      Thousands were put off by the inability to replicate straight away. At least now the pessimists are able to quote specific experiments.

      In The words of the Head of Nasa Research at Langley, “LENR is real”. In the word’s of “Private Citizen” ,”LENR pendulum swinging towards pessimistic”…

      I’ll side with NASA on this.
      http://newenergytimes.com/v2/inthenews/2012/201205NASA-Dennis-Bushnell-Low-Energy-Nuclear-Reactions-the-Realism-and-the-Outlook.pdf

  • Gerard McEk

    I cannot imagen that LENR can be accepted in a commercial plane when the phenomenon is not fully imbedded in science. In other words we need to fully understand it before we would use it in an aircraft, otherwise no safety calculations can be done and it would not be accepted.
    Even Rossi does not really know how it works. Yes he nows how to apply it and make it generating energy, but the nuclear process is still in deep mist. I guess Andrea is right, but if he would give the world insight how LENR can be achieved, then things could go a lot faster.

  • pg

    +1

  • Omega Z

    Regulation & oversight are a no win for those making the decisions.

    When things go right-
    People died because you held up this technology.
    We need LESS regulation & oversight.

    When things go wrong-
    People died because you fast tracked this technology.
    We need MORE regulation & oversight.

    • William D. Fleming

      That is because the regulating is often done blindly, in a robotic manner by bureaucrats who see things as black or white. What is needed is a careful cost-benefit analysis by professional planners. In the case of LENR the potential benefit is enormous, so great that a few disasters should be tolerated.

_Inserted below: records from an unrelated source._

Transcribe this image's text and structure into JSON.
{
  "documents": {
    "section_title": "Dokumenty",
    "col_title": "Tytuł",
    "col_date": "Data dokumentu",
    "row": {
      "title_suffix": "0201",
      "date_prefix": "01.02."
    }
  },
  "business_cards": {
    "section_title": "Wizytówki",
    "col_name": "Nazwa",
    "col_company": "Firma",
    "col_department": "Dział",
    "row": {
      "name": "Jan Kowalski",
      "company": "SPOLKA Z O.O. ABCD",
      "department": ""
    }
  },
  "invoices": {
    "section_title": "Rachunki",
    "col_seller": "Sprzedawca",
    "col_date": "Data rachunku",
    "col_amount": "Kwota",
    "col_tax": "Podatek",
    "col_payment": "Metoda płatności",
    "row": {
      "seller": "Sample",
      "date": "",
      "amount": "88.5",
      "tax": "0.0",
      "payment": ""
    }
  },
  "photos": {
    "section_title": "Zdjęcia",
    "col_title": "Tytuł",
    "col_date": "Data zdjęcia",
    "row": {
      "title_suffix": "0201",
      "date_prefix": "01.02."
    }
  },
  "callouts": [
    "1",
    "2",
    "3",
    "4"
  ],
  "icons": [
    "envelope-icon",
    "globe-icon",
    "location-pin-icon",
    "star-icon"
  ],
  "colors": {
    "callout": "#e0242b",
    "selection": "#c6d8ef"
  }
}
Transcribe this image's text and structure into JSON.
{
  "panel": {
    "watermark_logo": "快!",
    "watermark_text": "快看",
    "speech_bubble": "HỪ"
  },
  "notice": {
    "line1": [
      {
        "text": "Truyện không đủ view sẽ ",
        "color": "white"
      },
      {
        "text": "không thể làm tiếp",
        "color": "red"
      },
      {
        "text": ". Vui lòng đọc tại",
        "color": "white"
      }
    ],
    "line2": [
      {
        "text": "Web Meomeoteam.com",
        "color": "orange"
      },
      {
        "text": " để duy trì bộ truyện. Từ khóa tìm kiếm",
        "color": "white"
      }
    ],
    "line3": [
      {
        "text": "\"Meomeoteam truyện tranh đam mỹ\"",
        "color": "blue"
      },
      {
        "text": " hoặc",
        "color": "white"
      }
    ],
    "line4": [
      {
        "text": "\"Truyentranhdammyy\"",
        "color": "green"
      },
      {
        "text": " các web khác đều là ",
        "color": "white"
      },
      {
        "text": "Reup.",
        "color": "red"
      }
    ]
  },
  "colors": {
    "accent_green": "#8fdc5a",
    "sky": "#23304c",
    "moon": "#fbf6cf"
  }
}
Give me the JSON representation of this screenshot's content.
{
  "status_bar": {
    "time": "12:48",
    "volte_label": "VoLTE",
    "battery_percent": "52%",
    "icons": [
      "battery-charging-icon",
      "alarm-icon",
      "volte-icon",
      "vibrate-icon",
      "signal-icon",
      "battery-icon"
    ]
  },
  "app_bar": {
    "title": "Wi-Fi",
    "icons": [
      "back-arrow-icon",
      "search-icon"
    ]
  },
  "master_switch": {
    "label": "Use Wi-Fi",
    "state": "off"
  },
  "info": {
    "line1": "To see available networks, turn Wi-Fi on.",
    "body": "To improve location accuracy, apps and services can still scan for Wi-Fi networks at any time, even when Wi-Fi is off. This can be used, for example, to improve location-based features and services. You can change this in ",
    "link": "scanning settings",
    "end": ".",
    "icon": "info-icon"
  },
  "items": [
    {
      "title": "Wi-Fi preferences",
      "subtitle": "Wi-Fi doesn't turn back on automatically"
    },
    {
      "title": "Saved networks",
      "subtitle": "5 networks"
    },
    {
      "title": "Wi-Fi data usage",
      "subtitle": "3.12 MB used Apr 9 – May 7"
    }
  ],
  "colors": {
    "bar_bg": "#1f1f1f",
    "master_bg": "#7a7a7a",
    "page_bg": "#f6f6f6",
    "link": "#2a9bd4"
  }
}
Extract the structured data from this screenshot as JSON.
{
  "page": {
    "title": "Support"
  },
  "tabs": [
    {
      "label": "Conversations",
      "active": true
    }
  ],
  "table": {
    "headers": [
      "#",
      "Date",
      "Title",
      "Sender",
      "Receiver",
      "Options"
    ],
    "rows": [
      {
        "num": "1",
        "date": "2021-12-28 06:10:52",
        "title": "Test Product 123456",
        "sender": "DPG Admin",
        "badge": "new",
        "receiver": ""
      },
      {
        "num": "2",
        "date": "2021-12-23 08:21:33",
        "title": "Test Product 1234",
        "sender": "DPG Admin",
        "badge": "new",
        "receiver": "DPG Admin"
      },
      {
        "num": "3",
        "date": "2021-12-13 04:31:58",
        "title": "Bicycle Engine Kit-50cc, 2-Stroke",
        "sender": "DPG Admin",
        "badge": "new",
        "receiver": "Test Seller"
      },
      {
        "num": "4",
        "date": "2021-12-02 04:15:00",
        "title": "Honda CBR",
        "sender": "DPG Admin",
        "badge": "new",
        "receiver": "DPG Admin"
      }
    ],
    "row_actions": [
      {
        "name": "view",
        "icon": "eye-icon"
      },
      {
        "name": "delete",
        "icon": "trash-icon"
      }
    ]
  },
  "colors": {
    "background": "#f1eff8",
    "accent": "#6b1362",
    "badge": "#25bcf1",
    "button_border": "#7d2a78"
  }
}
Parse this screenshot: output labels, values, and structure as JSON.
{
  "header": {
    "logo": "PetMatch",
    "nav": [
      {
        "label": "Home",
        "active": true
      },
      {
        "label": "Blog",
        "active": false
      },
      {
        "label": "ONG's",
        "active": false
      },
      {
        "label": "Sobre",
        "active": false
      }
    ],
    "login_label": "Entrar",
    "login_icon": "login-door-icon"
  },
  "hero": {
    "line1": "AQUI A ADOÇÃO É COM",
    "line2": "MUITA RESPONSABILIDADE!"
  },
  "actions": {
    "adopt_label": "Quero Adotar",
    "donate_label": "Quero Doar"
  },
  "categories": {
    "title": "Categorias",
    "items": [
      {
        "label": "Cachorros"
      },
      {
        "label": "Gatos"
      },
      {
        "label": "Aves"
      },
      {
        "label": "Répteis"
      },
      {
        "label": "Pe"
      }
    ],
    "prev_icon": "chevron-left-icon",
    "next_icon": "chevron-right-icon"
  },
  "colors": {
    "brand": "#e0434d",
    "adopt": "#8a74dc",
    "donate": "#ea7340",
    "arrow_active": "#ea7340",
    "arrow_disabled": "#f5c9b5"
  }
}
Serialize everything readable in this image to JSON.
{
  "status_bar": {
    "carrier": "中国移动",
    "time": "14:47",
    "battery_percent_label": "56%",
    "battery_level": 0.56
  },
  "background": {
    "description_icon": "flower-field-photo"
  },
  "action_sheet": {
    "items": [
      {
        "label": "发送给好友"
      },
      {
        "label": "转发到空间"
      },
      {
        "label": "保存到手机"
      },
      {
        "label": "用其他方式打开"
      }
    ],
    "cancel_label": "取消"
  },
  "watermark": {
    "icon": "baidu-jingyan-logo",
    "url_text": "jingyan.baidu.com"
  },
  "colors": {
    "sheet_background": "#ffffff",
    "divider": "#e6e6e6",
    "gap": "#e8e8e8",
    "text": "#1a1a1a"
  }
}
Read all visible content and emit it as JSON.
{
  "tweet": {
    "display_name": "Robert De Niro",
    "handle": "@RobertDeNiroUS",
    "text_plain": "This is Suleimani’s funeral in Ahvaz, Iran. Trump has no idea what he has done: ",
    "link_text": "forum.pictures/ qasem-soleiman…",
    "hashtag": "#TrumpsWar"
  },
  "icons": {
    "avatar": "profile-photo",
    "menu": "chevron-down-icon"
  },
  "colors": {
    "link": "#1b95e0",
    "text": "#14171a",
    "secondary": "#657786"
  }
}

Gradual implementation could be done by permitting just a few LENR aircraft at first as a test before general approval.

  • Fedir Mykhaylov

    Saving a large part of kerosene in a gas turbine engine using a hot cat in the combustion chamber is possible in military aircraft without obtaining various permits extended .

    • Alan DeAngelis

      Yeah, it will be a long time before we see civilian aircraft but I think there will be an arms race to develop military LENR drones that could stay up indefinitely and civilian aircraft will follow from that just as the Boeing 707 and the military jet tanker for the B52, the Boeing KC-135 Stratotanker were developed from the Boeing 367-80. https://www.youtube.com/watch?v=yd34MuAuEgs

  • georgehants

    All interesting, but I think all we need is a clear demonstration that Cold Fusion is a new phenomenon and then with every country doing the necessary Research and investigation, we can have no idea what more discoveries will be found and how quickly.
    The World could change in a decade or a century but nothing will be achieved until this clear indisputable Evidence from anywhere is out in the open and free to have the best brains and intuition in the World making hay.

  • GordonDocherty